• The provision of legal advice to a client in non-contentious matters involving:

o the application or interpretation of the law
o acting on behalf of a client, or providing advice on or in connection with, a commercial transaction, negotiation or any other dealing with a third party
o the preparation, execution or verification of a legal document.

• It does not include:

o any representation, advice, preparation of documents or verification of documents undertaken as part of legal representation services provided in, or in anticipation of any proceedings before administrative agencies, courts or other duly constituted official tribunals
o any arbitral or mediation proceedings.

For further definitions such as what constitutes a “legal document” or “legal representation services” - please refer to the regulations.

Further Information:

Statutory guidance Russia Sanctions: guidance
General Trade Licence Russia sanctions – Legal Advisory Services
Notice: new General Trade Licence Russia Sanctions – Legal Advisory Services

OFSI Webinar on UK sanctions related to Russia

The Office of Financial Sanctions Implementation is inviting you to attend a webinar hosted by UK government officials to help you understand recent changes to UK sanctions relating to Russia.

Law Society of Scotland statement on Ukraine

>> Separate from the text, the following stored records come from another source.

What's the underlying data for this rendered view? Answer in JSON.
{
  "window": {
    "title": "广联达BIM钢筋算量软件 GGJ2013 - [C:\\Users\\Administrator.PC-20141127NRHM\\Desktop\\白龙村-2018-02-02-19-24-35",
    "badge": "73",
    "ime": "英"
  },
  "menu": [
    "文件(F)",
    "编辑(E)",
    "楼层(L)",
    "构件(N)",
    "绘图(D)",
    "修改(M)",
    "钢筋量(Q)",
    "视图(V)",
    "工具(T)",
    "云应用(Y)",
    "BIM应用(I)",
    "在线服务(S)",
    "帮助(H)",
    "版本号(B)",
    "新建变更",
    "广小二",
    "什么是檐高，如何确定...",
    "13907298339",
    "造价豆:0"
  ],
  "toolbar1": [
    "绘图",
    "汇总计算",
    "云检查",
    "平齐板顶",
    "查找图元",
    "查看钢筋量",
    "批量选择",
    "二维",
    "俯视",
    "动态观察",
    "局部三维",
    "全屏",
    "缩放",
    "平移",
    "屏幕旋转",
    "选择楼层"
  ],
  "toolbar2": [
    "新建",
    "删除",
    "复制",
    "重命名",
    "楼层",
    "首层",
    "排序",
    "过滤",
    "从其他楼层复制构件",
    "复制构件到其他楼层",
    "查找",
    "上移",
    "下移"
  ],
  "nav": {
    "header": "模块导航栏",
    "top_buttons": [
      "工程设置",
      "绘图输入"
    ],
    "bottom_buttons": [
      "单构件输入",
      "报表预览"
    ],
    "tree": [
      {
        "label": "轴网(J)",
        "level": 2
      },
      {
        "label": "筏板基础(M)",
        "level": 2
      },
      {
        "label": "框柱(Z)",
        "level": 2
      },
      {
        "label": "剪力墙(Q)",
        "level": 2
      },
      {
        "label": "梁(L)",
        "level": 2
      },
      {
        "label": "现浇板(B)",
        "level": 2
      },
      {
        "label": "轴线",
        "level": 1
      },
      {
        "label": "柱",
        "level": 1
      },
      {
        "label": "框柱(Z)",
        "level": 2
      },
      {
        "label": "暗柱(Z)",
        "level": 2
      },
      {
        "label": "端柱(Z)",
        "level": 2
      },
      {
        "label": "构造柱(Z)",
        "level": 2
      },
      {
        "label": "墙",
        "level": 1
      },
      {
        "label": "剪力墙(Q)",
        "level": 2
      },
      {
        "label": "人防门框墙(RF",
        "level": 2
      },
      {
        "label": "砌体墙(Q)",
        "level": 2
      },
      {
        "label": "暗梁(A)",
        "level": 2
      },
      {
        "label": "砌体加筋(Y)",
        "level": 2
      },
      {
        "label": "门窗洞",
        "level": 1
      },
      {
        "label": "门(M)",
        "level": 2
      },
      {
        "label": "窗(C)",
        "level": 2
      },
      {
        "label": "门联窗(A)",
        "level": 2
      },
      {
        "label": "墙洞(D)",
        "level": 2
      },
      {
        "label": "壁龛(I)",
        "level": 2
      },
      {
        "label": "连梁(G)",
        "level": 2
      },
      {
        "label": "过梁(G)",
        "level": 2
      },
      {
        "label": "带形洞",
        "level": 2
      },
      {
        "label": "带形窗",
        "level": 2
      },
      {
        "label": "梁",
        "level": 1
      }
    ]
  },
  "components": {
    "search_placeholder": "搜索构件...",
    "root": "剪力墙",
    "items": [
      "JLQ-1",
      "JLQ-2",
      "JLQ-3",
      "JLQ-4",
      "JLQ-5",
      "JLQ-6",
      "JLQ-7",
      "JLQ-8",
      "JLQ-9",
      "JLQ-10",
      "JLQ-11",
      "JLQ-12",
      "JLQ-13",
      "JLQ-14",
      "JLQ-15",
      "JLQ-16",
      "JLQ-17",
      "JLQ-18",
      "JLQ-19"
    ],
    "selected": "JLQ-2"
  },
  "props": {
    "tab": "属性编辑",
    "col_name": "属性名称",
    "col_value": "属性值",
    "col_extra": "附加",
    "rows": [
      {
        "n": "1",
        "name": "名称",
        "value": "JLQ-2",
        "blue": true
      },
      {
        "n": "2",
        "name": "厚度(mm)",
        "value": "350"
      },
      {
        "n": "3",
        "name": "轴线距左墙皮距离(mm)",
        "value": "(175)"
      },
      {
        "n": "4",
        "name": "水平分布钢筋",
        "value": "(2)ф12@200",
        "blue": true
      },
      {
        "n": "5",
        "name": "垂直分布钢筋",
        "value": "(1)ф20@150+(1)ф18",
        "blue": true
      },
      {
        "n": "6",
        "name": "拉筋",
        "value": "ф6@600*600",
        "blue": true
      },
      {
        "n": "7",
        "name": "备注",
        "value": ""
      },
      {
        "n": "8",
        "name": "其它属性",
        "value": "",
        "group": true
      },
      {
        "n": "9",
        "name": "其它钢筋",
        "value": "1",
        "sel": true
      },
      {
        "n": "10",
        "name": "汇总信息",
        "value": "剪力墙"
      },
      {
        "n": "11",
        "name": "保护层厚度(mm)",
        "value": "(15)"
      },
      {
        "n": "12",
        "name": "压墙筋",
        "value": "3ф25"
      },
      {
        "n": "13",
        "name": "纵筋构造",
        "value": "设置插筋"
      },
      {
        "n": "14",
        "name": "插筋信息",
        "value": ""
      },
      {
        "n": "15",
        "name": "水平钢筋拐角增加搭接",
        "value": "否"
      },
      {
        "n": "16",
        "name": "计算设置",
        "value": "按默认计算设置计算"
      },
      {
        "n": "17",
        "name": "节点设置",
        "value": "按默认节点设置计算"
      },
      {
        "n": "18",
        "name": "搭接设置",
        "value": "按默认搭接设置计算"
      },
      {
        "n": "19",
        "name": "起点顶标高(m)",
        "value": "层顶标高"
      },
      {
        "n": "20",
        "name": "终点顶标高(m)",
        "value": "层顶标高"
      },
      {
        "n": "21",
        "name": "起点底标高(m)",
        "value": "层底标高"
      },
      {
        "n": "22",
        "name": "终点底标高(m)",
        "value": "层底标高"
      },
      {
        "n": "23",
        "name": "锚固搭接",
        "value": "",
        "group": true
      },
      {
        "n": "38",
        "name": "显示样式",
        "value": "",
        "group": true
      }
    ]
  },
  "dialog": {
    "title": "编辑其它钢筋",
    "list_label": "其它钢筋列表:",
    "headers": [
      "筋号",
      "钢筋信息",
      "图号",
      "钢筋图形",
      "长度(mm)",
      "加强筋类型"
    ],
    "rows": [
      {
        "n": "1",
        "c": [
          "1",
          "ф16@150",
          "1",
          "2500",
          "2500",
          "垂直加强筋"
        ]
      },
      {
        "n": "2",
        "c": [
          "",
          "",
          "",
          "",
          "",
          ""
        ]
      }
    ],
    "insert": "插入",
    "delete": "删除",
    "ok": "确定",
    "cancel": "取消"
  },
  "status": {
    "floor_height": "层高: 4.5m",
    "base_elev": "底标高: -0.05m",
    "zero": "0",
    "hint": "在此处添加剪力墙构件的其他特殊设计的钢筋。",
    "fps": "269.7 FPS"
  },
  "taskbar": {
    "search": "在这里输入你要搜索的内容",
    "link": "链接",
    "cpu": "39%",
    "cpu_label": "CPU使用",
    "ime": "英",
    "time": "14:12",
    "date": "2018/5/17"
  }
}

The Law Society of Scotland condemns the use of force by Russia against Ukraine. International Law is clear that such actions are both legally and morally reprehensible. The invasion of Ukraine is an egregious breach of the rule of law and we support lawful action that will help bring this terrible conflict to an end as swiftly as possible.

The Law Society of Scotland emphasises the active role the legal profession must play in sanctions against Russia

The Scottish legal sector must be alert to the implications of the current crisis and has a shared responsibility to comply with UK Government sanctions and present a united front against Russia’s violations of international law.

Resolution on Ukraine and international rule of law

The Society's Council passed a resolution on Ukraine and international rule of law when it met today. Friday, 4 March 2022, which condemned the ongoing illegal invasion of Ukraine by Russian forces.